During orientation week, GSC volunteers are given a tour of famous historical and cultural sites in and around Phnom Penh and have the opportunity to explore the new culture, food, and sights of Cambodia. There are many new experiences just awaiting your arrival! For example, what can one expect of the food in Cambodia?
Adventurous eaters know that traditional Khmer food shares a common, unfamiliar flavor across many dishes. The secret ingredient is prahok – a salty, pungent paste made from fermented fish. While prahok is sometimes served in banana leaves and eaten on its own, more commonly the tangy, fishy substance is used to add a kick to other dishes. New to Western palettes, potent prahok can take some getting used to. Even meats and vegetarian dishes are frequently given a fishy flavor by adding generous doses of prahok. If the flavor becomes too much for you, stick to eating noodle dishes which, by default, never contain prahok.
Fish isn’t always the predominate flavor found in Khmer food. A large variety of spices turn up in Cambodian stews and curries. Cloves, cinnamon, nutmeg, tumeric, and star anise lend a hint of Indian influence. Kroueng – a combination of chili, native, and imported spices – is prepared ahead of time as a paste and added to Cambodian dishes for an instant zing.

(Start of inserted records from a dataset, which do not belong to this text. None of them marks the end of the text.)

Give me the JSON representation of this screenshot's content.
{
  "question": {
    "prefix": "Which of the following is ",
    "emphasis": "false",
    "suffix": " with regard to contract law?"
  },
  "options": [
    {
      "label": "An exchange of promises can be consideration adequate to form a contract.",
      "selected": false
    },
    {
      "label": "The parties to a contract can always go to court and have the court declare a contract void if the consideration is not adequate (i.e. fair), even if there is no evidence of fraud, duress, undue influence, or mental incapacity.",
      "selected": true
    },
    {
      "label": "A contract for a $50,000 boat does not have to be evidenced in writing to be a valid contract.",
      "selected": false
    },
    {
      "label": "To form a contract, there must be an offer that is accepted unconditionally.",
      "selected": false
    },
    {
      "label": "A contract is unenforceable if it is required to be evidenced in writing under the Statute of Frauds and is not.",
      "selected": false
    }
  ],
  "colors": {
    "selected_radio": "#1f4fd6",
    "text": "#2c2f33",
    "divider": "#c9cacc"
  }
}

For more information our Cambodia programs, please visit our website here.